We came up with a few favorite pointers to have around for ready reference for your customer service needs.
- Treat your employees well It’s not a difficult concept to grasp. Unhappy or disgruntled employees aren’t going to be the best mascots for your company. Good customer service begins with creating a work environment where your employees are able to work comfortably and openly.
- Listen If you’d like your clients to leave feeling frustrated and angry, feel free to interrupt them mid-way through their sentences, avert your eyes, not acknowledge their issues and argue through to the end. However, if building your client database and retention are your goals, take the time to listen.
- Accept feedback Negative feedback is just as important as positive feedback because it offers a valuable opportunity to learn from mistakes made and gain a client for life.
- Offer timely solutions Helping your client access expedited shipping for Christmas in January will not prove to be very helpful to her. If your company has incorporated social media into its customer service and marketing efforts, communicating with your clients and answering their queries as soon as they arise will result in greater goodwill for you. And happy clients tend to spend more.

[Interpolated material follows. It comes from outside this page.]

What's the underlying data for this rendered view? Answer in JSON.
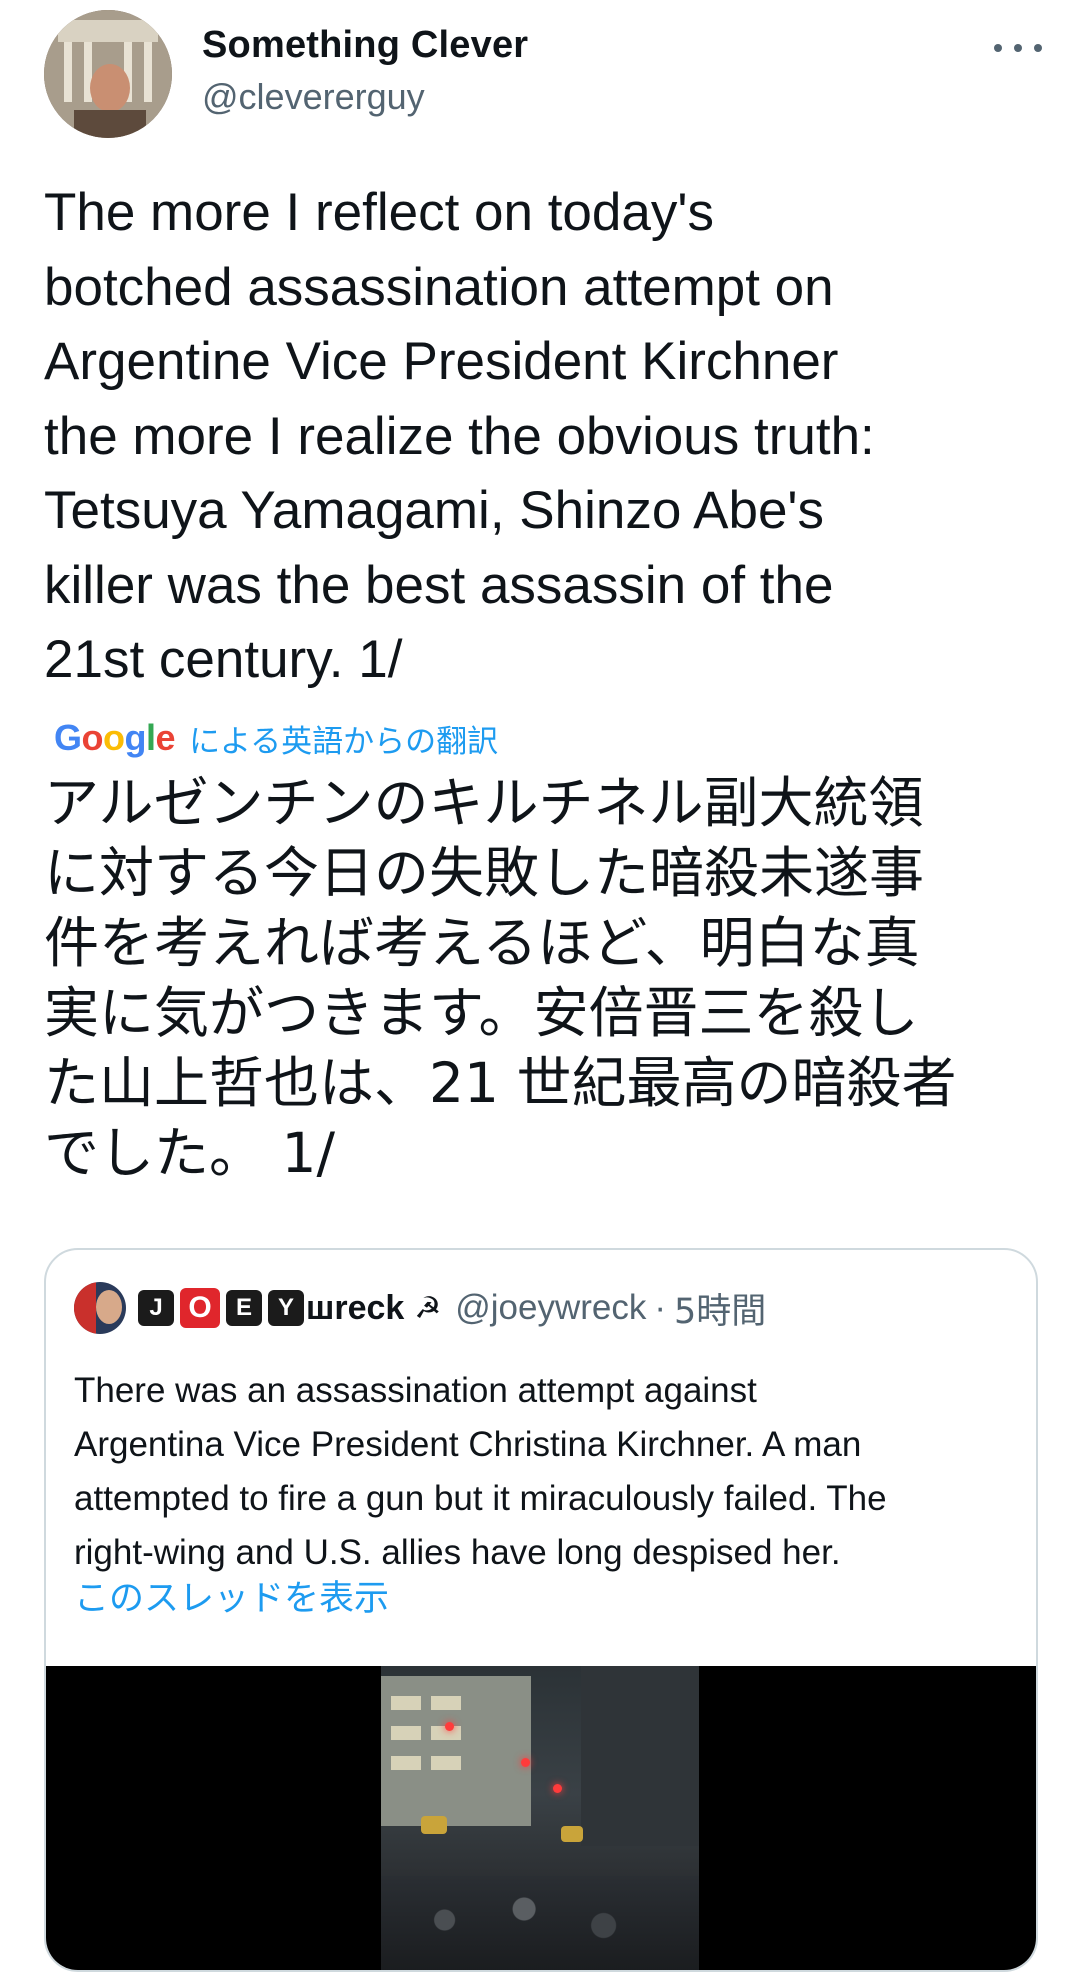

- Don’t forget your P’s and Q’s Or your apologies, if you’re in the wrong or facing an extremely disgruntled client. A quick and sincere apology for a distasteful experience goes a long way and tends to make the clients feel at ease.

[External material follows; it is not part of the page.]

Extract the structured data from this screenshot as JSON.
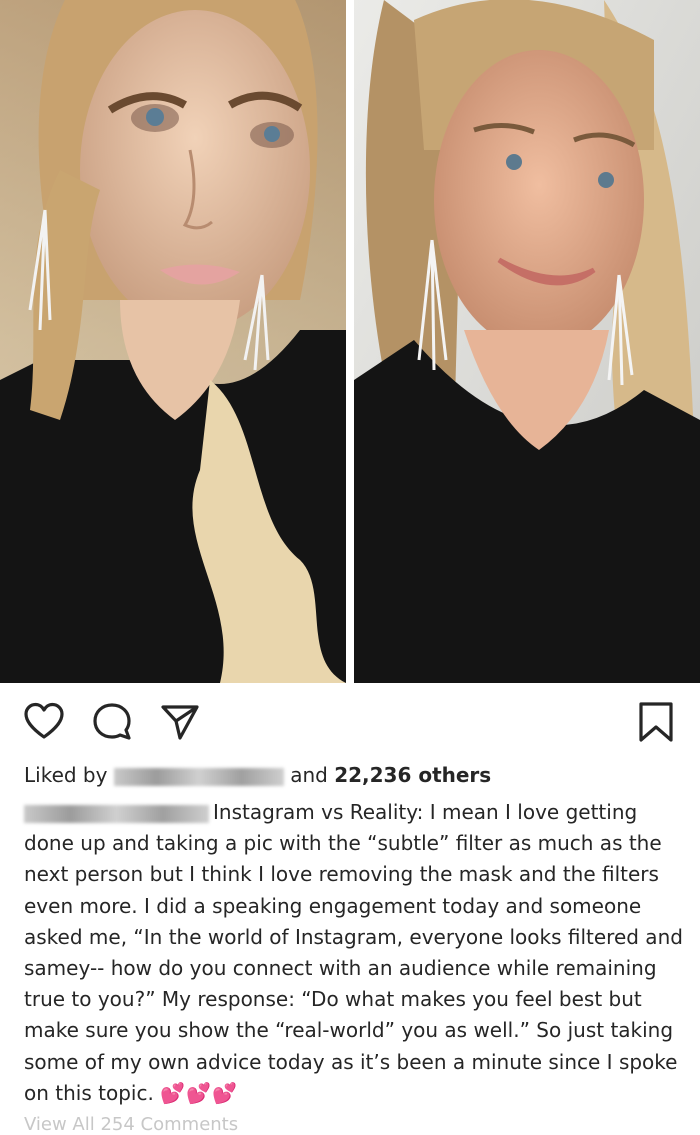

Posted on August 4th, 2011 by Tiffany Categories Marketing
Billboards, also known as billing boards in some parts of the world, have evolved significantly since serving as a canvas for cigarette companies. They’ve run the gamut from cigarette and rest stop ads to high-end digital billboards in megalopolis nerve centers like Times Square and cities like Singapore and Dubai.

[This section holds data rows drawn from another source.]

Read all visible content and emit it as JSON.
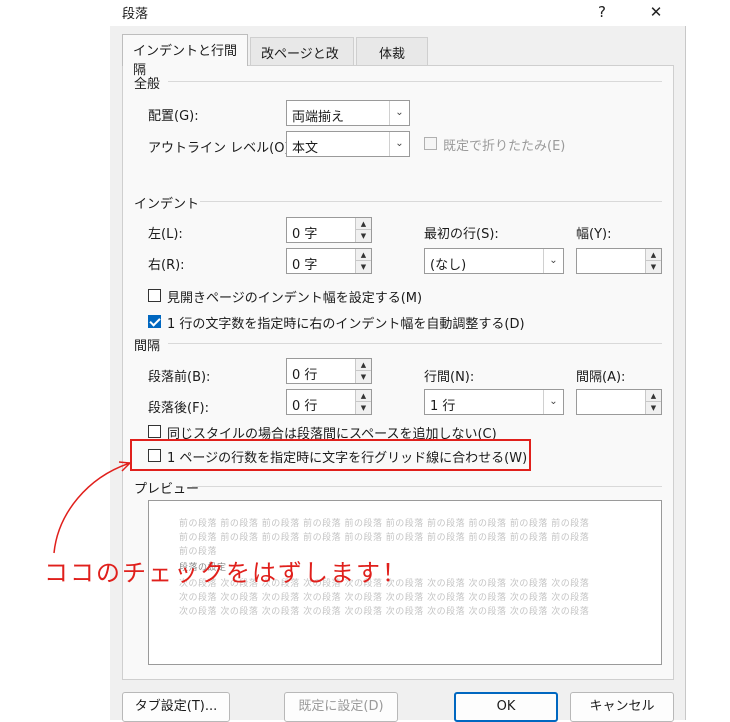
{
  "dialog": {
    "title": "段落",
    "help_label": "?",
    "close_label": "✕"
  },
  "tabs": [
    {
      "label": "インデントと行間隔",
      "active": true
    },
    {
      "label": "改ページと改行",
      "active": false
    },
    {
      "label": "体裁",
      "active": false
    }
  ],
  "general": {
    "heading": "全般",
    "alignment_label": "配置(G):",
    "alignment_value": "両端揃え",
    "outline_label": "アウトライン レベル(O):",
    "outline_value": "本文",
    "collapse_label": "既定で折りたたみ(E)"
  },
  "indent": {
    "heading": "インデント",
    "left_label": "左(L):",
    "left_value": "0 字",
    "right_label": "右(R):",
    "right_value": "0 字",
    "first_line_label": "最初の行(S):",
    "first_line_value": "(なし)",
    "width_label": "幅(Y):",
    "width_value": "",
    "mirror_label": "見開きページのインデント幅を設定する(M)",
    "auto_adjust_label": "1 行の文字数を指定時に右のインデント幅を自動調整する(D)"
  },
  "spacing": {
    "heading": "間隔",
    "before_label": "段落前(B):",
    "before_value": "0 行",
    "after_label": "段落後(F):",
    "after_value": "0 行",
    "line_spacing_label": "行間(N):",
    "line_spacing_value": "1 行",
    "at_label": "間隔(A):",
    "at_value": "",
    "no_space_same_style_label": "同じスタイルの場合は段落間にスペースを追加しない(C)",
    "snap_to_grid_label": "1 ページの行数を指定時に文字を行グリッド線に合わせる(W)"
  },
  "preview": {
    "heading": "プレビュー",
    "prev_line": "前の段落 前の段落 前の段落 前の段落 前の段落 前の段落 前の段落 前の段落 前の段落 前の段落",
    "prev_short": "前の段落",
    "sample_text": "段落の設定",
    "next_line": "次の段落 次の段落 次の段落 次の段落 次の段落 次の段落 次の段落 次の段落 次の段落 次の段落"
  },
  "buttons": {
    "tabs": "タブ設定(T)...",
    "default": "既定に設定(D)",
    "ok": "OK",
    "cancel": "キャンセル"
  },
  "annotation": {
    "text": "ココのチェックをはずします！",
    "color": "#e0201c"
  }
}
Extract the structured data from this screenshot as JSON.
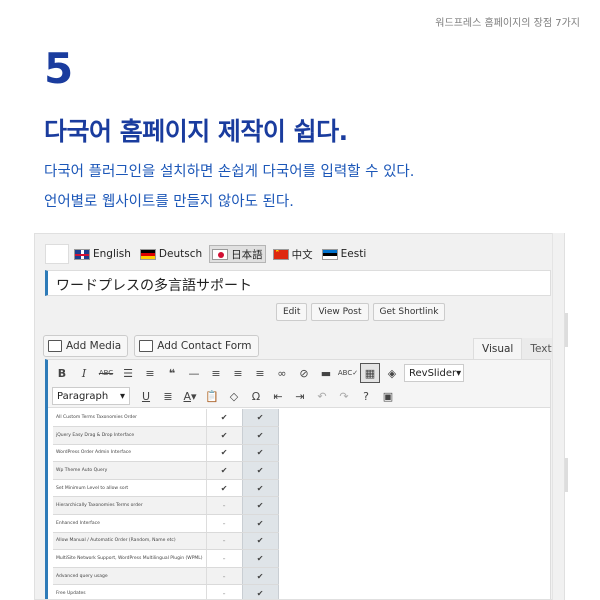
{
  "page": {
    "corner_label": "워드프레스 홈페이지의 장점 7가지",
    "number": "5",
    "headline": "다국어 홈페이지 제작이 쉽다.",
    "desc_line1": "다국어 플러그인을 설치하면 손쉽게 다국어를 입력할 수 있다.",
    "desc_line2": "언어별로 웹사이트를 만들지 않아도 된다."
  },
  "screenshot": {
    "languages": [
      {
        "label": "English",
        "flag": "flag-en",
        "active": false
      },
      {
        "label": "Deutsch",
        "flag": "flag-de",
        "active": false
      },
      {
        "label": "日本語",
        "flag": "flag-ja",
        "active": true
      },
      {
        "label": "中文",
        "flag": "flag-zh",
        "active": false
      },
      {
        "label": "Eesti",
        "flag": "flag-et",
        "active": false
      }
    ],
    "post_title": "ワードプレスの多言語サポート",
    "permalink_buttons": {
      "edit": "Edit",
      "view": "View Post",
      "shortlink": "Get Shortlink"
    },
    "media_buttons": {
      "add_media": "Add Media",
      "add_contact_form": "Add Contact Form"
    },
    "editor_tabs": {
      "visual": "Visual",
      "text": "Text"
    },
    "toolbar": {
      "format_select": "Paragraph",
      "revslider_select": "RevSlider",
      "row1_icons": [
        "bold-icon",
        "italic-icon",
        "strikethrough-icon",
        "bullet-list-icon",
        "numbered-list-icon",
        "blockquote-icon",
        "horizontal-rule-icon",
        "align-left-icon",
        "align-center-icon",
        "align-right-icon",
        "link-icon",
        "unlink-icon",
        "read-more-icon",
        "spellcheck-icon",
        "fullscreen-icon",
        "layers-icon"
      ],
      "row2_icons": [
        "underline-icon",
        "justify-icon",
        "text-color-icon",
        "paste-text-icon",
        "clear-formatting-icon",
        "special-character-icon",
        "outdent-icon",
        "indent-icon",
        "undo-icon",
        "redo-icon",
        "help-icon",
        "insert-image-icon"
      ]
    },
    "table_rows": [
      {
        "feature": "All Custom Terms Taxonomies Order",
        "free": "✔",
        "pro": "✔"
      },
      {
        "feature": "jQuery Easy Drag & Drop Interface",
        "free": "✔",
        "pro": "✔"
      },
      {
        "feature": "WordPress Order Admin Interface",
        "free": "✔",
        "pro": "✔"
      },
      {
        "feature": "Wp Theme Auto Query",
        "free": "✔",
        "pro": "✔"
      },
      {
        "feature": "Set Minimum Level to allow sort",
        "free": "✔",
        "pro": "✔"
      },
      {
        "feature": "Hierarchically Taxonomies Terms order",
        "free": "-",
        "pro": "✔"
      },
      {
        "feature": "Enhanced Interface",
        "free": "-",
        "pro": "✔"
      },
      {
        "feature": "Allow Manual / Automatic Order (Random, Name etc)",
        "free": "-",
        "pro": "✔"
      },
      {
        "feature": "MultiSite Network Support, WordPress Multilingual Plugin (WPML)",
        "free": "-",
        "pro": "✔"
      },
      {
        "feature": "Advanced query usage",
        "free": "-",
        "pro": "✔"
      },
      {
        "feature": "Free Updates",
        "free": "-",
        "pro": "✔"
      }
    ]
  }
}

So, clearly, they’re not going anywhere. In fact, as marketers team up with developers to dream up cutting edge innovations in advertising, billboard advertising is gearing up to become more ubiquitous than ever.
You don’t think so? Take a moment to reflect on your drive to work every day. Chances are you’ve run into at least 3 or 4 billboard ads that have either captured your attention or lingered behind in your mind. The latest blockbuster to come out of Hollywood? Check. A reminder to head to church? Or to a museum exhibit? Or the newest watering hole in the neighborhood? Check and check.
Billboard advertising is more effective than we’d like to admit, especially because billboard advertisers have a firm grip on location. If increasing exposure to your brand is your goal, then you can’t go wrong with giant messages in high traffic areas. And they certainly work; outdoor advertising grew by 4% in 2010.
Of course, what makes a billboard ad work is more than sheer size and placement. Creativity with implementation doesn’t hurt a brand. For instance, the Calvin Klein billboard, which is really an enormous image of a QR Code; or any of these billboard advertisements that truly know how to capture the attention of a distracted audience.
Or, to step up a rung on the evolution ladder, billboards that are take-aways from science fiction movies – designed with algorithms that learns spending behaviors of people in an environment and display highly targeted (and interactive!) advertising. Creepy? Depends on the lens they’re viewed with. Have a look at this video and let us know what you think!